Chemical Analysis of Latent Fingerprints: Unlike traditional forensics where the aim is comparison of friction ridge patterns for identification, our group focuses on understanding the chemical composition of a fingerprint residue using a combination of traditional and advanced mass spectrometry techniques. This information is used to support projects evaluating complex background matrices and age-dating of fingerprints. Additionally, this research is leveraged to fabricate chemically-relevant artificial fingerprints for QA/QC studies.

Fire Debris and Explosives Research: Our group is focused on developing minimum guidelines to assist forensic laboratories in method development and optimization for fire debris and explosives analysis using existing technologies (i.e. GC/MS, LC/MS, DART-MS). Additionally, we characterize the performance of emerging techniques, such as fieldable mass spectrometry and ambient ionization mass spectrometry, to identify their applicability for forensic analyses. Additional work aims to evaluate the fate of evidence as a function of environmental degradation and storage.

Trace Narcotics Detection: While most narcotics research focuses on bulk level detection, our group specializes in trace level detection with an emphasis on presumptive testing, public health, and test materials production.

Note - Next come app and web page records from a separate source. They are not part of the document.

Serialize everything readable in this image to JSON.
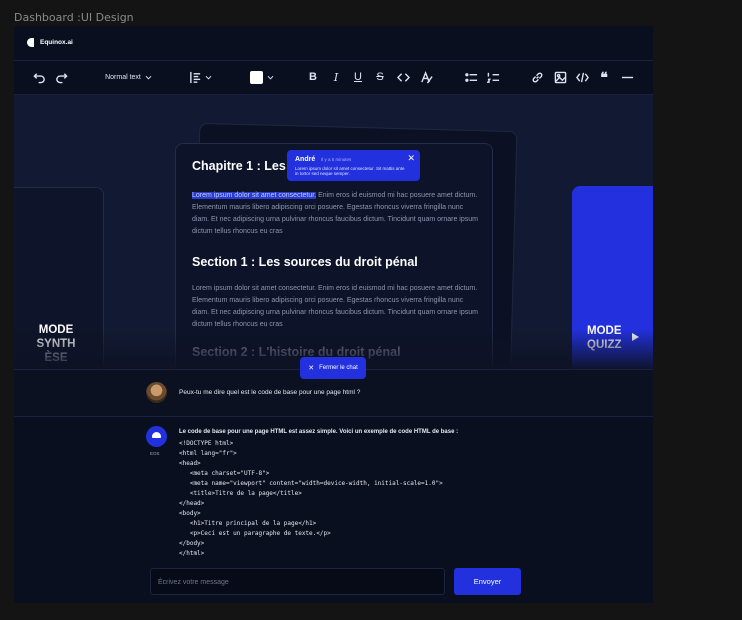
{
  "frame_title": "Dashboard :UI Design",
  "app": {
    "logo_text": "Equinox.ai"
  },
  "toolbar": {
    "text_style": "Normal text",
    "icons": [
      "undo-icon",
      "redo-icon",
      "chevron-down-icon",
      "align-icon",
      "color-icon",
      "bold-icon",
      "italic-icon",
      "underline-icon",
      "strikethrough-icon",
      "code-icon",
      "clear-format-icon",
      "bullet-list-icon",
      "numbered-list-icon",
      "link-icon",
      "image-icon",
      "embed-icon",
      "quote-icon",
      "divider-icon"
    ]
  },
  "document": {
    "chapter_title": "Chapitre 1 : Les s",
    "paragraph1_highlight": "Lorem ipsum dolor sit amet consectetur.",
    "paragraph1_rest": " Enim eros id euismod mi hac posuere amet dictum. Elementum mauris libero adipiscing orci posuere. Egestas rhoncus viverra fringilla nunc diam. Et nec adipiscing urna pulvinar rhoncus faucibus dictum. Tincidunt quam ornare ipsum dictum tellus rhoncus eu cras",
    "section1_title": "Section 1 : Les sources du droit pénal",
    "paragraph2": "Lorem ipsum dolor sit amet consectetur. Enim eros id euismod mi hac posuere amet dictum. Elementum mauris libero adipiscing orci posuere. Egestas rhoncus viverra fringilla nunc diam. Et nec adipiscing urna pulvinar rhoncus faucibus dictum. Tincidunt quam ornare ipsum dictum tellus rhoncus eu cras",
    "section2_title": "Section 2 : L'histoire du droit pénal"
  },
  "comment": {
    "author": "André",
    "time": "Il y a 5 minutes",
    "body": "Lorem ipsum dolor sit amet consectetur. Sit mattis ante in tortor sed neque semper."
  },
  "modes": {
    "left_line1": "MODE",
    "left_line2": "SYNTH",
    "left_line3": "ÈSE",
    "right_line1": "MODE",
    "right_line2": "QUIZZ"
  },
  "chat": {
    "close_label": "Fermer le chat",
    "user_message": "Peux-tu me dire quel est le code de base pour une page html ?",
    "bot_label": "EOS",
    "bot_intro": "Le code de base pour une page HTML est assez simple. Voici un exemple de code HTML de base :",
    "bot_code": "<!DOCTYPE html>\n<html lang=\"fr\">\n<head>\n   <meta charset=\"UTF-8\">\n   <meta name=\"viewport\" content=\"width=device-width, initial-scale=1.0\">\n   <title>Titre de la page</title>\n</head>\n<body>\n   <h1>Titre principal de la page</h1>\n   <p>Ceci est un paragraphe de texte.</p>\n</body>\n</html>",
    "input_placeholder": "Écrivez votre message",
    "send_label": "Envoyer"
  }
}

Projects include developing methods for rapid screening of novel psychoactive substances (including fentanyl and its analogues), understanding the fate of trace narcotics residues due to environmental exposure, and determining background levels of narcotics to establish suitable instrument detection thresholds.

Trace Evidence: The STCAG also has a large effort in the examination of analytes which are commonly considered trace evidence or general unknowns.  Projects in this category include: characterizing the performance of colorimetric kits for gunshot residue analysis via inkjet printing, identifying contraband particles in fingerprints using TOF-SIMS, source attribution of single particles of explosives, new tools for detection of smokeless powders and propellants, and analysis of general unknowns by DART-MS.

Created April 25, 2017, Updated August 30, 2017